The Ballets Russes in New Zealand: a happy holiday if you travelled in a Riley sportscar

On an arduous three-month tour of New Zealand by Col. de Basil’s Monte Carlo Russian Ballet in early 1937, the principal dancer, Helene Kirsova, had time for a little administrative work.

During Easter (at the end of March that year), she wrote to Olive Cotton, the photographer, who then worked with her childhood friend, the photographer Max Dupain.

The letter from Kirsova, sent from Wellington, New Zealand, is part of the Olive Cotton papers at the Mitchell Library, State Library of New South Wales.

Kirsova thanks Cotton for sending her some “lovely” photos by Dupain and asks if he would send large prints of them to E.J. Tait, one of the Tait brothers who ran J C Williamson, presenters of the three Ballets Russes tours to Australia from 1936-1940.

Dupain took many photos of the Ballets Russes dancers including the beautiful photograph, (below left), of Kirsova.

In the letter, Kirsova is enthusiastic about the New Zealand tour, describing it as “very successful, especially for me, as I have been touring by Sportscar (Riley “Imp”)…

“Here are some lovely stretches of sand, between Hamilton and New Plymouth, it is simply beautiful”.

Other dancers were not so charmed by New Zealand.

On his return to Australia, Thomas Armour, told the press: “It was hard work from the first night and travelling conditions were difficult”.
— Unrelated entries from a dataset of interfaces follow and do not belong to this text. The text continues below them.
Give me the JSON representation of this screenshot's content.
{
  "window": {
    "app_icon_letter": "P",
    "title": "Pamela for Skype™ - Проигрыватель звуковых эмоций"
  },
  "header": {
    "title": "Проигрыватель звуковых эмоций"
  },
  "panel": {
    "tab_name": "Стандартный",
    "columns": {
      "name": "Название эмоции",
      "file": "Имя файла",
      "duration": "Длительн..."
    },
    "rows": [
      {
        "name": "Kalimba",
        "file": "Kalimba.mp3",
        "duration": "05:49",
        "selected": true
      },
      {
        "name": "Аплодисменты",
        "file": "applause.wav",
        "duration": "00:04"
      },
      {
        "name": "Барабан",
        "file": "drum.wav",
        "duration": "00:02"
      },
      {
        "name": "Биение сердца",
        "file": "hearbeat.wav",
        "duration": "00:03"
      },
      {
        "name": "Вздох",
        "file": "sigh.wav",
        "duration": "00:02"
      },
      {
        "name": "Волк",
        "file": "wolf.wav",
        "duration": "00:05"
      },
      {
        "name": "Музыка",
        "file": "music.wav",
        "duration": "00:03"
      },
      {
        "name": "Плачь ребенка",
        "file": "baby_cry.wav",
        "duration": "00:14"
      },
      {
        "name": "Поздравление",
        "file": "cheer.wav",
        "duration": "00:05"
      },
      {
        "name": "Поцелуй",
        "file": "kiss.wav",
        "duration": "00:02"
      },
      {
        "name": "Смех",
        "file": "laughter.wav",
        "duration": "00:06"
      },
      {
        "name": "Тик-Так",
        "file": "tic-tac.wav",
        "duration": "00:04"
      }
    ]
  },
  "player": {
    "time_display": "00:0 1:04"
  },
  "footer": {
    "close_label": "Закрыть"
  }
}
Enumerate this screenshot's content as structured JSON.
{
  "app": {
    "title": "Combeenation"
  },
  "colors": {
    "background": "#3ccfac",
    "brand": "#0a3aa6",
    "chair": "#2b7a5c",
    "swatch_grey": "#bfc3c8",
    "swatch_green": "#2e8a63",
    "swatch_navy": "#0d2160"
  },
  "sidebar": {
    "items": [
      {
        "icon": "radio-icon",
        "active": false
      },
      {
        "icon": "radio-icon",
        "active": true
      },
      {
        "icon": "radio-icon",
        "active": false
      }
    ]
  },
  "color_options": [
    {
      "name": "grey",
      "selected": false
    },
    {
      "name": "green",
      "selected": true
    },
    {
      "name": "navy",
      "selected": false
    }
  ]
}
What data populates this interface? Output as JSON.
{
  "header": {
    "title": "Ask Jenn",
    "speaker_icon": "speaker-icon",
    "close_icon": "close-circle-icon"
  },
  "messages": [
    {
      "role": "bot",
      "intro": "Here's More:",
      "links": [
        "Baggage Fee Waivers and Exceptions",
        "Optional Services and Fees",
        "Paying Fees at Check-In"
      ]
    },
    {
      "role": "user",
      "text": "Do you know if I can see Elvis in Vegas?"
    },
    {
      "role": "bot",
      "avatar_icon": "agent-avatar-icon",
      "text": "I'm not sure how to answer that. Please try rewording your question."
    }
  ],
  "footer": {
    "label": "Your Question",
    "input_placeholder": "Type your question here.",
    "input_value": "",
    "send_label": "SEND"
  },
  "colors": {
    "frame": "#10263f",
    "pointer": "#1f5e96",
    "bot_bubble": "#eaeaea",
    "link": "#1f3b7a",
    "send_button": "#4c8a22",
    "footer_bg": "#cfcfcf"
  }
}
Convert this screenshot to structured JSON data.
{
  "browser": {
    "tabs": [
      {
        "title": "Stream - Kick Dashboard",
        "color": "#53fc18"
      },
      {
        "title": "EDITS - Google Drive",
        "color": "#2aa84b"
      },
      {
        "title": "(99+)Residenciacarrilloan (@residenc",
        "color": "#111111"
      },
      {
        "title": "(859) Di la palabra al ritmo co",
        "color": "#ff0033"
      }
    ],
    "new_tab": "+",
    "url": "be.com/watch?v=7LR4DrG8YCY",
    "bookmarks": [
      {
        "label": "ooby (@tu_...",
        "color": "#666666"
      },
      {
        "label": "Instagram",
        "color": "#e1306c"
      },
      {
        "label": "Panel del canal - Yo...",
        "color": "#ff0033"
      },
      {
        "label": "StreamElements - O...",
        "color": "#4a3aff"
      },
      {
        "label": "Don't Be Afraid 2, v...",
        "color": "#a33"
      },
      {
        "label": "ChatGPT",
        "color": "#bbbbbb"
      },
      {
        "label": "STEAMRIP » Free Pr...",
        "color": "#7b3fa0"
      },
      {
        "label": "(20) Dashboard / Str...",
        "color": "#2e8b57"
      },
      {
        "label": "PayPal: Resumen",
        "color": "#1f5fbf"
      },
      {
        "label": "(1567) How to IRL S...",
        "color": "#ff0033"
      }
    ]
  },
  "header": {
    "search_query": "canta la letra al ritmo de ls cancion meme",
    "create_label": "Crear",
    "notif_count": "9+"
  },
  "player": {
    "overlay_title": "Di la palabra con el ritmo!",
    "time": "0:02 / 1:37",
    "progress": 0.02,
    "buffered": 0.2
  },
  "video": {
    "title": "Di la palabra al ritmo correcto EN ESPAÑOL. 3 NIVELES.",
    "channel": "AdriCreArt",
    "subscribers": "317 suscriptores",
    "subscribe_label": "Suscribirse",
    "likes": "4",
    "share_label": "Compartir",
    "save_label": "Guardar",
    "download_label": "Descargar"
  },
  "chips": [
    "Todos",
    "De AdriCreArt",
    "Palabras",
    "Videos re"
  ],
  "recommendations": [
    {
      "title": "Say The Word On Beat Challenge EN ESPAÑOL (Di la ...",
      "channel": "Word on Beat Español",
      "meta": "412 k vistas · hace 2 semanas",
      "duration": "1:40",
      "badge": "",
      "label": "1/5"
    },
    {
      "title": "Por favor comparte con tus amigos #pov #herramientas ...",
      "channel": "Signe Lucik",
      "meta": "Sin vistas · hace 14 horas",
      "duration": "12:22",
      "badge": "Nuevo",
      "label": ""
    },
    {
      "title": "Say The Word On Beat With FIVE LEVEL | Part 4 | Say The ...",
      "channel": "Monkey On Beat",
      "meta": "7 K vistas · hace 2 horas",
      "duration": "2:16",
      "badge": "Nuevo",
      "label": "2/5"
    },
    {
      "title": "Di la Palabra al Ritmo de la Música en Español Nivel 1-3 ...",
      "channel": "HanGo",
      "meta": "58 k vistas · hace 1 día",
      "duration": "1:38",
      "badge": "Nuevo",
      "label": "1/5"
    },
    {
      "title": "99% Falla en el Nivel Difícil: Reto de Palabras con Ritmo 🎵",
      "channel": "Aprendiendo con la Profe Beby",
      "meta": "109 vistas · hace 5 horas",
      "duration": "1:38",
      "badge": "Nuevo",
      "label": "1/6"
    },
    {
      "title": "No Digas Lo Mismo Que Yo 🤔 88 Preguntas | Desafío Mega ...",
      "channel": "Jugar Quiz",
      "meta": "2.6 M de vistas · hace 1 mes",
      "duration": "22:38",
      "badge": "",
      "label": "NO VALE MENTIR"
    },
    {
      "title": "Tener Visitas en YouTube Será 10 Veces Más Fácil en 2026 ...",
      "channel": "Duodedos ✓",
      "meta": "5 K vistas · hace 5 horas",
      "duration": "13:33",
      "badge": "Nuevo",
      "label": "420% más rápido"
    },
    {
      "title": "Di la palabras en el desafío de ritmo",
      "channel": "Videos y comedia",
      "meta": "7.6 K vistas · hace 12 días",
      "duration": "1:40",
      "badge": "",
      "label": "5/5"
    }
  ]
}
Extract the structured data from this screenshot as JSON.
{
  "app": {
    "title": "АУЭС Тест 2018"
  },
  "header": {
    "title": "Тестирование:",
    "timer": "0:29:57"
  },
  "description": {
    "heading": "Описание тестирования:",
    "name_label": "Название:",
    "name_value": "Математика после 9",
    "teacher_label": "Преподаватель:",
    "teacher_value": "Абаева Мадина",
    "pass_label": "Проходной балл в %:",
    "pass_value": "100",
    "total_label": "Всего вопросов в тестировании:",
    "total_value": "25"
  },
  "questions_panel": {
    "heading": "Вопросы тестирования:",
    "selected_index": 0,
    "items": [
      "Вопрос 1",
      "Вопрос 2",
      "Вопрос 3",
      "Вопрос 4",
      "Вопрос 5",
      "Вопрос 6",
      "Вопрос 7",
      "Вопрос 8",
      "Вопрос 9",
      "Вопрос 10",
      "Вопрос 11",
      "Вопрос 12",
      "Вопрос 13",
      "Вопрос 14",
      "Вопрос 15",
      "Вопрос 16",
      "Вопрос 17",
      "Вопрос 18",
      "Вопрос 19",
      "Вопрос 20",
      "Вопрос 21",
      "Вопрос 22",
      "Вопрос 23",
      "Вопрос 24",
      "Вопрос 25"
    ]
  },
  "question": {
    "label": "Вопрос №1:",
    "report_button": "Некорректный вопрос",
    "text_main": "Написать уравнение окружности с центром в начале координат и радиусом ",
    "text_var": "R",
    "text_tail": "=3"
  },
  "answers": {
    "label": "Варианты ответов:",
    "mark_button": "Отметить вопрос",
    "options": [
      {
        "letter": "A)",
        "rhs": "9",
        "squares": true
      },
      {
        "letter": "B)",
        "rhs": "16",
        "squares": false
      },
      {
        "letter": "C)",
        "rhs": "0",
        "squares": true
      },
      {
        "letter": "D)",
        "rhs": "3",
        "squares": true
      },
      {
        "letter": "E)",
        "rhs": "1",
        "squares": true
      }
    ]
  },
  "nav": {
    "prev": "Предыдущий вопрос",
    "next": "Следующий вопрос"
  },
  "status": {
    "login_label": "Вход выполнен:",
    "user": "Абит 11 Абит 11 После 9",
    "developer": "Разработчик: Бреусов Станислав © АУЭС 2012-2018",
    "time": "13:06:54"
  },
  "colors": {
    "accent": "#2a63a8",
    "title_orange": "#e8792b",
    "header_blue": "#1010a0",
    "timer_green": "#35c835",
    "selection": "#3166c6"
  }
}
Another dancer, Roland Guerard, was reported as saying: “It was the hardest tour I have ever made. I don’t wish to see New Zealand again in a hurry”.

As for Cotton, although she often referred to herself as Dupain’s “assistant”, by the mid 1930s she was an acclaimed photographer in her own right.

Her best known photo was Tea cup ballet, taken in 1935, a year before the first Ballets Russes troupe arrived in Australia.